New Techniques Lengthen Legs
Orthopedic advances focus on cases where limbs are of unequal length
THURSDAY, March 23, 2006 (HealthDay News) -- Differences in limb length or congenital limb deformities can lead to bigger health troubles throughout life, but experts say new techniques and technologies may prevent that from happening.
Recent advancements in limb lengthening and deformity correction techniques were on the agenda Wednesday at the annual meeting of the American Academy of Orthopaedic Surgeons, in Chicago.
"Although different types of bone fixation are used today, the underlying method of limb lengthening and realignment is virtually the same throughout the world," Dr. William G. Mackenzie, chairman of the department of orthopaedics at the Alfred I. duPont Hospital for Children in Delaware, explained in a prepared statement.
A person's legs can be different lengths due to previous injury, neurological conditions, bone infections or disease, or congenital conditions. Minor differences -- 1.5 centimeters or less -- in leg length are common. But adults and children with more than two centimeters of difference in leg length may be at increased risk for wear and tear on the back, hips and knees.
Bone fixation is one method of remedying the problem. After applying a device called an external fixator -- placed on the outside of the leg to hold the bone in position with pins and wires -- the bone is divided using a non-traumatic method to preserve the surrounding tissues. As the bone is gradually lengthened, new bony tissue fills the gap in the bone.
A newer method uses an external fixator and a metal rod inserted into the canal of the bone. This procedure reduces the risk of bending or breaking in the newly lengthened bone after the external fixator is removed. However, the experts said this method requires prolonged use of crutches or a walker, and carries a possible risk of severe bone infection.
Another method involves the use of a telescoping "nail" that's inserted into the bone to gradually lengthen it. The lengthening action of the nail is activated by leg movement. This approach does not require an external fixator.
Finally, an experimental technique under development uses a telescoping plate that's attached to the surface of the bone. The bone is gradually lengthened by frequent adjustments made using a small wrench inserted through a small incision in the skin.

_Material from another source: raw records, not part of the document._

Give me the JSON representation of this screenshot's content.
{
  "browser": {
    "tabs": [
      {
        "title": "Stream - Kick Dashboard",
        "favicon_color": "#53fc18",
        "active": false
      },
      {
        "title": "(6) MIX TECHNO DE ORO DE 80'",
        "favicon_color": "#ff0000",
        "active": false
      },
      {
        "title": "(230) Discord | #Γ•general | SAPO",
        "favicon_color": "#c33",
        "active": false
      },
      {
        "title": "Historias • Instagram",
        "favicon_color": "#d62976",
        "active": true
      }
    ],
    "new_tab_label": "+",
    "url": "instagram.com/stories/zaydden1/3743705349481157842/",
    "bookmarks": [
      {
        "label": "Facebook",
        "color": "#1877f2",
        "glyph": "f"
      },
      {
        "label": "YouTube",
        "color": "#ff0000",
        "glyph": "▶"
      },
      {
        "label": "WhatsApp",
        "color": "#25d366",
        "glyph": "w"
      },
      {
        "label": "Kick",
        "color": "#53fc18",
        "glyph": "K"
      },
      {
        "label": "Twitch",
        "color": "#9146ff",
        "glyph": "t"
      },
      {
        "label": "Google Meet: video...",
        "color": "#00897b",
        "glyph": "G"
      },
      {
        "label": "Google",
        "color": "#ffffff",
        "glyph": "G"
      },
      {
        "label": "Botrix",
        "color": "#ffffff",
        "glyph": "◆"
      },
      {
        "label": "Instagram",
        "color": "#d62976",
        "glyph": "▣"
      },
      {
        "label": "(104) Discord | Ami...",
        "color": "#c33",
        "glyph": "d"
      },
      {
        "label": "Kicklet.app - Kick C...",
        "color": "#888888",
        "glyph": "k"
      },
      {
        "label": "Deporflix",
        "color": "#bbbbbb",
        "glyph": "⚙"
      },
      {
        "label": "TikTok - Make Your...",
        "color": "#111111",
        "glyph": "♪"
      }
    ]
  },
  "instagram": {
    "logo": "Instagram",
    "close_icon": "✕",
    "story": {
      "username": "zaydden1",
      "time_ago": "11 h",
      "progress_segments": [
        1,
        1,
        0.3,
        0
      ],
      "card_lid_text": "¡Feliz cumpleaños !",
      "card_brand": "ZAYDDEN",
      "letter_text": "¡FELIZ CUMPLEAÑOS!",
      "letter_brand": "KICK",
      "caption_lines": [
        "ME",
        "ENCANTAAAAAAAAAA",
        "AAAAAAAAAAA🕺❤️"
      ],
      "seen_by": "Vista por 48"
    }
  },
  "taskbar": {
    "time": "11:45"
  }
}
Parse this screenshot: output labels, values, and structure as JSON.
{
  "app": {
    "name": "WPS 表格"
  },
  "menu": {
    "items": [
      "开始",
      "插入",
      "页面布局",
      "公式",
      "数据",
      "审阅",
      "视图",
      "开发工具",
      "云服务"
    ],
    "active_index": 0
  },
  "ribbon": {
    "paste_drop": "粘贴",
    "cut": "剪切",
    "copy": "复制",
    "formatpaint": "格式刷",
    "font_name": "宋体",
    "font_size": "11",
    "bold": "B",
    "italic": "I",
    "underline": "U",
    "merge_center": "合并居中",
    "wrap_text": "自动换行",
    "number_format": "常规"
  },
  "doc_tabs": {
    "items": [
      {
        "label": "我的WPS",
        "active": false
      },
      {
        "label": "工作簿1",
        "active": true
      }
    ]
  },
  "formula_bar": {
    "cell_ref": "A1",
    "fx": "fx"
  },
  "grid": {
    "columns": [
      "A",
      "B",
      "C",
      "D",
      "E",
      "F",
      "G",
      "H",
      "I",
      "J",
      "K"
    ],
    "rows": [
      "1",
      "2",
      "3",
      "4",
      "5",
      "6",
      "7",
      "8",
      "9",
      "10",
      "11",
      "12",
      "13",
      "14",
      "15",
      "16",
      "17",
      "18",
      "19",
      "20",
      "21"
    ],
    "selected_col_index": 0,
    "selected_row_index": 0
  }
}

The American Academy of Orthopaedic Surgeons has more about limb discrepancy.